Getting Help For Co-Occurring Disorders
People struggling with co-occurring disorders will have many treatment options, but they will benefit most from a comprehensive treatment program that addresses both their mental health disorders and their substance addiction. Co-occurring disorder treatment requires an understanding of the complex and interwoven nature of the two issues at hand.
A mental illness that coexists with a substance use issue will not magically resolve itself when the substance is removed, and in some cases may even worsen. People who have self-medicated their mental illness for years may see a striking increase in symptoms when they stop using, which can push them back toward using.
Treating co-occurring disorders requires an integrated treatment approach. An integrated treatment program incorporates interdisciplinary knowledge to treat co-occurring disorders. Treatment programs that exclusively focus on substance abuse neglect a major aspect of their health. Outpatient treatment for substance misuse alone may not be sufficient for a person with a co-occurring disorder, even if their substance use is relatively minor.
Treatment programs like Turning Point of Tampa use a treatment team that includes medical staff who understand the chemical basis of addiction and how to treat it, alongside clinicians to treat other mental disorders. These teams work together to identify ways in which mental health disorders compound and worsen substance use and vice versa.

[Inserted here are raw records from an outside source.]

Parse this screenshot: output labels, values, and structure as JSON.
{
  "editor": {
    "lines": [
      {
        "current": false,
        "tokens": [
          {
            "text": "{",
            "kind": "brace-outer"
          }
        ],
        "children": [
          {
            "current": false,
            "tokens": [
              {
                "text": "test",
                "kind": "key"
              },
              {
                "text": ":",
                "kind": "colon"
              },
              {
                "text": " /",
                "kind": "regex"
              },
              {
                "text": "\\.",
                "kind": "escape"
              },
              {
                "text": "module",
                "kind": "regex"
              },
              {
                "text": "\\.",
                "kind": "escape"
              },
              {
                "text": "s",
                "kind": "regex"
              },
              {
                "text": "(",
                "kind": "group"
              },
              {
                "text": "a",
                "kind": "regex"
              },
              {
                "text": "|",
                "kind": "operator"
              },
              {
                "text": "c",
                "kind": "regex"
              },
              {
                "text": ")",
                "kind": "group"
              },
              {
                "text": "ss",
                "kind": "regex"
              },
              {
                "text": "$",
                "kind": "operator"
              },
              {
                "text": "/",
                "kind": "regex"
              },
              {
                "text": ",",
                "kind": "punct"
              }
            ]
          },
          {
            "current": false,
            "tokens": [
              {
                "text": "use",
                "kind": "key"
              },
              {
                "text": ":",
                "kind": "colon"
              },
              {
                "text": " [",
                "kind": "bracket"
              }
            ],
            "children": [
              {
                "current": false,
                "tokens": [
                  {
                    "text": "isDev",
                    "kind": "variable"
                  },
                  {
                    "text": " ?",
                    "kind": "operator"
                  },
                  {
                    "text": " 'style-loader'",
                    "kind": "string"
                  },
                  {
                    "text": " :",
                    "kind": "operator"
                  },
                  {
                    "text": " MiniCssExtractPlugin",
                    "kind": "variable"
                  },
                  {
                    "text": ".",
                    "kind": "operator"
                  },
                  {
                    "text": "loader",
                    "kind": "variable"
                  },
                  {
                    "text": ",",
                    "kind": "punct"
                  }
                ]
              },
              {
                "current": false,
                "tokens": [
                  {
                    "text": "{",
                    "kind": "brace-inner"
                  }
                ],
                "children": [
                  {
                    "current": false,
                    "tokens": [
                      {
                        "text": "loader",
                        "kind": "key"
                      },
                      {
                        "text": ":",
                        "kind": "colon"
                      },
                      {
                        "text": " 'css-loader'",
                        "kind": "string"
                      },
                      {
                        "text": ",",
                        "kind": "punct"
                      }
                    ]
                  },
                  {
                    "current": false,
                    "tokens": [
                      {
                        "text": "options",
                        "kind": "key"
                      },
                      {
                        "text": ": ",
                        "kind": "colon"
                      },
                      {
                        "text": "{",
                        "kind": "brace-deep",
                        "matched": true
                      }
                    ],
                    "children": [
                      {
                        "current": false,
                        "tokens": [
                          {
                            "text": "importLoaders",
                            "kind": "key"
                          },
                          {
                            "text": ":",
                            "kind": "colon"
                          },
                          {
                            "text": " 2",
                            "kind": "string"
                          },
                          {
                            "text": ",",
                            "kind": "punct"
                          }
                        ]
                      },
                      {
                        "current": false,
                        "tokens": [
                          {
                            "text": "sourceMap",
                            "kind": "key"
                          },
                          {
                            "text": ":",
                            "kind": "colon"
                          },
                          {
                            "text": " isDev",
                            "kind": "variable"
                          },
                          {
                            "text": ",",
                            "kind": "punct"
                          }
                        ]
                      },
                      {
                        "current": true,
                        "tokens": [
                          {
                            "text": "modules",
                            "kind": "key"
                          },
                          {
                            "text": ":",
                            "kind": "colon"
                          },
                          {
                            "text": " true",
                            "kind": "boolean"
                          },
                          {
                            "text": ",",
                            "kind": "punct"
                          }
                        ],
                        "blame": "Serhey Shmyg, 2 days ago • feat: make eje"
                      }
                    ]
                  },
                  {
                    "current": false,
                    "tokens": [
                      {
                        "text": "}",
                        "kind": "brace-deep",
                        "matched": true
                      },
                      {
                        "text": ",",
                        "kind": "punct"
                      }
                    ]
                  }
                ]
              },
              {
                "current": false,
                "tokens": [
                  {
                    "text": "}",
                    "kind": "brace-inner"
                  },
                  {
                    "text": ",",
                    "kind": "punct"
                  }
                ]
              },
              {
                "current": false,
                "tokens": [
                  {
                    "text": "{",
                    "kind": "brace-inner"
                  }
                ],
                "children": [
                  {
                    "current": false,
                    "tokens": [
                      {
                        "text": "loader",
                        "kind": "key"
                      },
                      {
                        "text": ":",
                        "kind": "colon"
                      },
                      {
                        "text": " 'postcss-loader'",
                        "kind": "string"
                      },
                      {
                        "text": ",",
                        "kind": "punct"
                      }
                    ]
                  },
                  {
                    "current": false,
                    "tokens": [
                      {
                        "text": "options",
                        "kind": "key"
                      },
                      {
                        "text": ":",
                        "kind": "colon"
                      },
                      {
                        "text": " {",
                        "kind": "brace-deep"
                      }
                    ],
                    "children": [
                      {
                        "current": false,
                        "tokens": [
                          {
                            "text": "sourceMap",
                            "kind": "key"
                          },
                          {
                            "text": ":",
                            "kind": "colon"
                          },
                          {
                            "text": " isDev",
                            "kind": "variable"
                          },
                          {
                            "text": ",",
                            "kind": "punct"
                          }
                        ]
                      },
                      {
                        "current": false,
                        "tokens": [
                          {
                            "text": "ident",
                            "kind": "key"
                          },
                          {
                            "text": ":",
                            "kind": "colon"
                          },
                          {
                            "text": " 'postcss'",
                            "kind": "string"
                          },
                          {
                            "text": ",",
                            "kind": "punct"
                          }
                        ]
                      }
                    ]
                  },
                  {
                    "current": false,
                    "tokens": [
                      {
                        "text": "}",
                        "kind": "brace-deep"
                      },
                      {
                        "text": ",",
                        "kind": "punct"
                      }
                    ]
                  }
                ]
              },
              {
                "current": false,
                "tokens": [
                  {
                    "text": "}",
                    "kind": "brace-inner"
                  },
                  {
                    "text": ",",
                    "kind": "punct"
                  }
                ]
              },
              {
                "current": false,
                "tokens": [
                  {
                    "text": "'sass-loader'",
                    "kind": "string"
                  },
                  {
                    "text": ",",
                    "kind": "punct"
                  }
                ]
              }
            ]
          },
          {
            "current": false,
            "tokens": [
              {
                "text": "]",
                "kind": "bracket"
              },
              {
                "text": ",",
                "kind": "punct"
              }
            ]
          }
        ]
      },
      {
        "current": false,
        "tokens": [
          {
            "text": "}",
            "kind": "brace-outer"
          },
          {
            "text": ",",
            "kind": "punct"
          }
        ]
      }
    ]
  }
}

What The Substance Abuse And Mental Health Services Administration Says About Co-Occurring Disorders
SAMHSA, the government’s primary authority on mental health and substance abuse, has advocated for increased screening for mental health disorders and substance use disorders to help detect overlapping conditions. They have noted the issue’s prevalence among people receiving Medication Assisted Treatment (MAT) and noted that people who are getting MAT may suffer from anxiety disorders, cautioning these people against using anxiety treatment medications like Xanax because of adverse effects from combining them with medications used in MAT. SAMHSA also notes that mental health and substance use treatment is an essential health benefit, meaning it must be covered under an insurance plan.
The symptoms of PTSD include intrusive memories and flashbacks, avoidant behaviors, negative thoughts and mood, and changes in physical and mental reactions.
Complex PTSD, involving multiple compounding traumatic experiences, is gradually being recognized as a uniquely challenging mental health disorder.
PTSD Awareness Month
Every June, advocates and patients spread the word about PTSD to decrease stigma and save lives.
Increased awareness of PTSD’s causes and symptoms can help people recognize when they or a loved one are suffering.